The Suffolk town of Newmarket is the home of the Jockey Club, the official governing body for horse racing in Britain. Life in Newmarket revolves around the thoroughbred and it has the highest concentration of racing stables in the country.
There are two separate Newmarket racecourses; The Rowley Mile and the July Course.
Trains run from London Kings Cross and Liverpool Street to Cambridge, Ipswich or Stansted before changing for Newmarket. Road users should follow the racecourse signs from the A11 and A14.
Newmarket Horse Racing History
The first recorded race at Newmarket was a match between horses owned by Lord Salisbury and the Marquess of Buckingham in 1622. The Newmarket Town Plate in 1666 is believed to have been the first race run under rules with the course officially opened the following year.
The July meeting was first held in 1765 with the Craven Meeting established six years’ later. The 2000 Guineas was first run in 1809 and won by Wizard.
The inaugural running of the 1000 Guineas took place in 1814 and was won by Charlotte. Newmarket continued to race throughout both World Wars and hosted the Derby on ten occasions.

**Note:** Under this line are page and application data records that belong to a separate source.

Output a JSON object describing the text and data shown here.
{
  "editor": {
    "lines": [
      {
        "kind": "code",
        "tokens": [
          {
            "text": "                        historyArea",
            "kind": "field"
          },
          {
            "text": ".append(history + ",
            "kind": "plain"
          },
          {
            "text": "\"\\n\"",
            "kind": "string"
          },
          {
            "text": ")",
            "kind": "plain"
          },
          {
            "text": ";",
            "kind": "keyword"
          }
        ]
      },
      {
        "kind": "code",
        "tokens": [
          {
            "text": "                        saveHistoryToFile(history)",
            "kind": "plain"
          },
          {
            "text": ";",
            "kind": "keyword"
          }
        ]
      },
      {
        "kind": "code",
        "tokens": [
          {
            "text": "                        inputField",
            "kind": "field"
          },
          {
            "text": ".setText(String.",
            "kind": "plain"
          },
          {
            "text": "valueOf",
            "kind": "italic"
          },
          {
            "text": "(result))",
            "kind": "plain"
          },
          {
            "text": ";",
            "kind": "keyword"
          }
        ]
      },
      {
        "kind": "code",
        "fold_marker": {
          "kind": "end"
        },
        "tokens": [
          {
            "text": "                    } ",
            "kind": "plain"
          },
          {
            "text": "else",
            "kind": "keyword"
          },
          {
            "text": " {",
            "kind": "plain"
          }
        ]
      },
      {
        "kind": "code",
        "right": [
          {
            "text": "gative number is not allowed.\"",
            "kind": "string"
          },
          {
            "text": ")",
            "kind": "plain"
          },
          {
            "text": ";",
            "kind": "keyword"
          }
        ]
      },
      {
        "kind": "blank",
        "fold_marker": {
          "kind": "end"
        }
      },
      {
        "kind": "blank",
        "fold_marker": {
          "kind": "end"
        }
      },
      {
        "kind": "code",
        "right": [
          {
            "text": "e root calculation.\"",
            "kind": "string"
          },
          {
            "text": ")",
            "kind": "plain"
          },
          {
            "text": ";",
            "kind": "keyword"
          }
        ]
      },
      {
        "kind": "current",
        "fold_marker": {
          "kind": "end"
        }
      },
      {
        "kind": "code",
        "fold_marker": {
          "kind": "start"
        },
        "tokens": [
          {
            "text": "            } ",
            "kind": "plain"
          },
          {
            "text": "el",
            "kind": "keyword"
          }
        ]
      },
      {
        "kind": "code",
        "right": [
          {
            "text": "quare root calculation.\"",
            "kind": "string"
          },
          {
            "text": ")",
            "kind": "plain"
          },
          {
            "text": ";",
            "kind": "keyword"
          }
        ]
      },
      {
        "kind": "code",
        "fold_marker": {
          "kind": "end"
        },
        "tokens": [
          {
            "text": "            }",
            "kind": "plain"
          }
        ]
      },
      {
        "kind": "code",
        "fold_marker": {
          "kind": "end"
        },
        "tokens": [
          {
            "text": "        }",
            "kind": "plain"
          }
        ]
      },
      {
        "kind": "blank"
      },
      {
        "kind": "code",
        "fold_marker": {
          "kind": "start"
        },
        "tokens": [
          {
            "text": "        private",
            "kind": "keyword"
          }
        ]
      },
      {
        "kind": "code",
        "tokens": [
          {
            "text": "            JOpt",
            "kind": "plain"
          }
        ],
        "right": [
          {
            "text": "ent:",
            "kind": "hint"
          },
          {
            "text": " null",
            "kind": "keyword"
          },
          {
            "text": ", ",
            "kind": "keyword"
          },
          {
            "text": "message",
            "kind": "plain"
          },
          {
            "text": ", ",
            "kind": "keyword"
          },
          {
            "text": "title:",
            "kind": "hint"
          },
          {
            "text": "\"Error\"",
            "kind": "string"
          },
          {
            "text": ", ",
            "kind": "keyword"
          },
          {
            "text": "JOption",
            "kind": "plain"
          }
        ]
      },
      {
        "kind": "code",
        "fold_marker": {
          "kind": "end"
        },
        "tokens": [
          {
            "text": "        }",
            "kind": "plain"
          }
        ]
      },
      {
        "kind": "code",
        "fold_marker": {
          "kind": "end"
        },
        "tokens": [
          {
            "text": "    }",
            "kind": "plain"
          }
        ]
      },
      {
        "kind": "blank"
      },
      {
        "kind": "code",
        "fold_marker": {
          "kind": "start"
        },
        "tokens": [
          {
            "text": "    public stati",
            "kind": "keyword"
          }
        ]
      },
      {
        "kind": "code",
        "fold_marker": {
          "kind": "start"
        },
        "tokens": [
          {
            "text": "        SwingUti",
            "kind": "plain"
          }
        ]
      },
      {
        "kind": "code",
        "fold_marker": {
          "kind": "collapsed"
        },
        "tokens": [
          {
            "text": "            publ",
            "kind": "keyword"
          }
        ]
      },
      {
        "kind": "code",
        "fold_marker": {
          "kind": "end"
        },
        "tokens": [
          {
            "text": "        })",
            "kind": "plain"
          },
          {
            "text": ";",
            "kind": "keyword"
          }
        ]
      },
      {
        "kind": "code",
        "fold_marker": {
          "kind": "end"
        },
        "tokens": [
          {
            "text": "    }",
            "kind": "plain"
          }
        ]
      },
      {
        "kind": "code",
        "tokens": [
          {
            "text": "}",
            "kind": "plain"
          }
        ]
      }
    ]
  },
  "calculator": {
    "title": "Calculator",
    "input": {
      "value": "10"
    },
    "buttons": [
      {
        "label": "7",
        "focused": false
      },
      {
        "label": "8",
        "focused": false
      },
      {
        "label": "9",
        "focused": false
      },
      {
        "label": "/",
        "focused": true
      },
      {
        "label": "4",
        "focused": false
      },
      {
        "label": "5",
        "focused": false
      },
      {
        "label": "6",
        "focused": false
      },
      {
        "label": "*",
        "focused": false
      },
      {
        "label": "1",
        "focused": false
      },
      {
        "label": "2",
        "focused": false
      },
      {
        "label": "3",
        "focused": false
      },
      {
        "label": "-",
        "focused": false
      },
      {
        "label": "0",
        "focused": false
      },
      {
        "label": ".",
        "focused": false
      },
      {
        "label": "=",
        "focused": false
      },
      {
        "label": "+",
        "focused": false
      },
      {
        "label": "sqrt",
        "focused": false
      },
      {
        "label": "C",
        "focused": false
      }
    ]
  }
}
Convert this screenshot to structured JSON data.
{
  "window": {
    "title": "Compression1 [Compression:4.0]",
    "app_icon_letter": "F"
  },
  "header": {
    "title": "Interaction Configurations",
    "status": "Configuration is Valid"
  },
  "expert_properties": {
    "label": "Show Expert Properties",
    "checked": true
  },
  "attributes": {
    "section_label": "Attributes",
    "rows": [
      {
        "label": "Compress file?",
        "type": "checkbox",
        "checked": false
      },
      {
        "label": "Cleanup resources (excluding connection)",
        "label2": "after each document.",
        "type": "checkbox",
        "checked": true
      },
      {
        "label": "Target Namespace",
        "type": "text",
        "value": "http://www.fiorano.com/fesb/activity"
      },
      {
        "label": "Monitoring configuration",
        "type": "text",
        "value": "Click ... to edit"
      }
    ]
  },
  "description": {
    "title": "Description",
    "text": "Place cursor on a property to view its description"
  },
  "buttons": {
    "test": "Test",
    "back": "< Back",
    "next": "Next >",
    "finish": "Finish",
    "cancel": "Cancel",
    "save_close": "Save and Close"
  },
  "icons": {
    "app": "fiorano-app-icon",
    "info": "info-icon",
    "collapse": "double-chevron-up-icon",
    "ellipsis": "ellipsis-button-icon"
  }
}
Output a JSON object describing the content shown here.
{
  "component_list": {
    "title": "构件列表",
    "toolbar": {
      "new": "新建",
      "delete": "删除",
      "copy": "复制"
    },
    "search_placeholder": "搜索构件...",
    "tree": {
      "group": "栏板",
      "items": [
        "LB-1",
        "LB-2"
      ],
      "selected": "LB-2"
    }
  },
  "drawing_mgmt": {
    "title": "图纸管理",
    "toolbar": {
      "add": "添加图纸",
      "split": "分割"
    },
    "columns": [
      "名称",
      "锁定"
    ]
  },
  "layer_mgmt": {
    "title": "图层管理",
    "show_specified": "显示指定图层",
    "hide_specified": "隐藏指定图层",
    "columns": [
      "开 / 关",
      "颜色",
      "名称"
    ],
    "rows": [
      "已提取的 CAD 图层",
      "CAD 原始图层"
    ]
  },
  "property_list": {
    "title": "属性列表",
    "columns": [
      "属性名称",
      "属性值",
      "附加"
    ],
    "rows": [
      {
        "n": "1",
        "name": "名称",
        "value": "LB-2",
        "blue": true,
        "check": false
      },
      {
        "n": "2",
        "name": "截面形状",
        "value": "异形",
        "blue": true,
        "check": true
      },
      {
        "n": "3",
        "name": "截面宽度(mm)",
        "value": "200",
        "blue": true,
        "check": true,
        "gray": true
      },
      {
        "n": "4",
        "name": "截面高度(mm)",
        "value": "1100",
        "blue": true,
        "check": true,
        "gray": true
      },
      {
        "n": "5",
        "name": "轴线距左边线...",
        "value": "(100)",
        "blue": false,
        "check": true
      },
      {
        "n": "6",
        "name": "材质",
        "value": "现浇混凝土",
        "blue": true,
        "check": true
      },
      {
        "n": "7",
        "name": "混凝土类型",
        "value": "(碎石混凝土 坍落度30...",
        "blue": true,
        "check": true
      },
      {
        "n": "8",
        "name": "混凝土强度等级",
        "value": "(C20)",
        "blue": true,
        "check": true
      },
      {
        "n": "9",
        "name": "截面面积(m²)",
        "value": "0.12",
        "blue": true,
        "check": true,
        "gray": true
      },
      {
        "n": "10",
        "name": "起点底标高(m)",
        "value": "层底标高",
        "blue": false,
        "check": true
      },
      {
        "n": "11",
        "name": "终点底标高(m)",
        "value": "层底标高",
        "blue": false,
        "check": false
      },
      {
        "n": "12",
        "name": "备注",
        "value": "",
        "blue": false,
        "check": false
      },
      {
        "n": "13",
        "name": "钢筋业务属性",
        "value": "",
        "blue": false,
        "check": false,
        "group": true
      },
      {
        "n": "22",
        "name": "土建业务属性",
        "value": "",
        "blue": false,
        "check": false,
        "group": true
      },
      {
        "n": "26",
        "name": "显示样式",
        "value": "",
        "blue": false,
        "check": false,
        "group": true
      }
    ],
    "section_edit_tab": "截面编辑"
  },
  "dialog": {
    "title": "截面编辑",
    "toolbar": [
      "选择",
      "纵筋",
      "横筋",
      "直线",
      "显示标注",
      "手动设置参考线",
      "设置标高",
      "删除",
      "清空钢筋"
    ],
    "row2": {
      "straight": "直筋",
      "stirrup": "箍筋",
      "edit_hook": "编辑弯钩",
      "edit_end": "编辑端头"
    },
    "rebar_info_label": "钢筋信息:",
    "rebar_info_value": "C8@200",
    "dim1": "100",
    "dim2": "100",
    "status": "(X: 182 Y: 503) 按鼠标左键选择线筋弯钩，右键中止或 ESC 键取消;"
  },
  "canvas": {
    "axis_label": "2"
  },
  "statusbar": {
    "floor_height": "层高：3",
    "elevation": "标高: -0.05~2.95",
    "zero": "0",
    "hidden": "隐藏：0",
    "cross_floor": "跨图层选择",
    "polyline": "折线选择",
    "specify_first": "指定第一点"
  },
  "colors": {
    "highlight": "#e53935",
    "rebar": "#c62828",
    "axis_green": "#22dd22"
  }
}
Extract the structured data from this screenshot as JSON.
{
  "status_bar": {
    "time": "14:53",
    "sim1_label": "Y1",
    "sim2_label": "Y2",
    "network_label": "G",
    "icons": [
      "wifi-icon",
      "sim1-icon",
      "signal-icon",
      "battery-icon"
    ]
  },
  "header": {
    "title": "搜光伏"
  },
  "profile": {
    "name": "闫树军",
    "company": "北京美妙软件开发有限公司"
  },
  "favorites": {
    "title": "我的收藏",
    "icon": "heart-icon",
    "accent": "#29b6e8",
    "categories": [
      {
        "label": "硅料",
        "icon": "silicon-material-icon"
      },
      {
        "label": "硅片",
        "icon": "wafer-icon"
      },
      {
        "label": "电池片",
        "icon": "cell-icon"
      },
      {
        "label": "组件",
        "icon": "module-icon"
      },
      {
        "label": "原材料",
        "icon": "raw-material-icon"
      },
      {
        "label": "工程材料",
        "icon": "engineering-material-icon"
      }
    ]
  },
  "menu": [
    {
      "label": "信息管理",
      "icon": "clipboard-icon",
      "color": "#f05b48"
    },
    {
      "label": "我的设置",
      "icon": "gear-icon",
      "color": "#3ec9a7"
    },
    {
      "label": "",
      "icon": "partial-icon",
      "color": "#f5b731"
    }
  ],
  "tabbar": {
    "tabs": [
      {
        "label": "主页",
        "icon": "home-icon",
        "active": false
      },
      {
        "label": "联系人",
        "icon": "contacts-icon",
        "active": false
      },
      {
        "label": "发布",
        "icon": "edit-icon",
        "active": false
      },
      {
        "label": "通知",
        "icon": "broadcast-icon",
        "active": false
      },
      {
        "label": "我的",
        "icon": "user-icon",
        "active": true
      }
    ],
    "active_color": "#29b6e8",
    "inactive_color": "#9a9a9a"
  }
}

The last horse to win the Derby at Newmarket was Dante in 1945.The photo finish was used to decide the outcome of a Classic race for the first time at Newmarket in the 2000 Guineas in 1949.
The first colour photo finish also took place here in the 1989 Dewhurst Stakes won by Dashing Blade. The July course introduced “Newmarket Nights” in 1987, providing musical entertainment after racing.
They are now firmly established as a highlight of the Newmarket summer season. The Champion Stakes was held at Newmarket until being transferred to Ascot in 2011.
The Dubai Future Champions Festival was created in 2015, featuring several top juvenile races including the Group 1 Dewhurst Stakes.
Famous Newmarket Races and Racehorses
Nijinsky (1970) was one of the most famous winners of the 2000 Guineas. The colt would go on to win the Derby and the St Leger, the last horse to claim the elusive Triple Crown.
One of the greatest ever races at Newmarket was the 1971 2000 Guineas in which Brigadier Gerard beat subsequent Derby winner Mill Reef.
Frankel’s 2000 Guineas victory in 2011 established him as a truly exceptional racehorse. He was one of the hottest Newmarket tips for many years, starting odds-on favourite.
Frankel stunned onlookers by racing fifteen lengths clear by half-way, eventually winning by six lengths. It was the biggest winning margin in the race since Tudor Minstrel in 1947.
Famous 1000 Guineas include Her Majesty The Queen’s Highclere 1974, Pebbles (1984) and Salsabil (1990). Oh So Sharp won a thrilling photo-finish in 1985 and went on to win the Fillies’ Triple Crown by winning the Oaks and St Leger.
Derby winners Generous (1990), Dr Devious (1991), Sir Percy (2005) and New Approach (2007) all won the Dewhurst Stakes.
The race has also produced numerous 2000 Guineas winners including Rock Of Gibraltar (2001), Dawn Approach (2012) and Churchill (2016).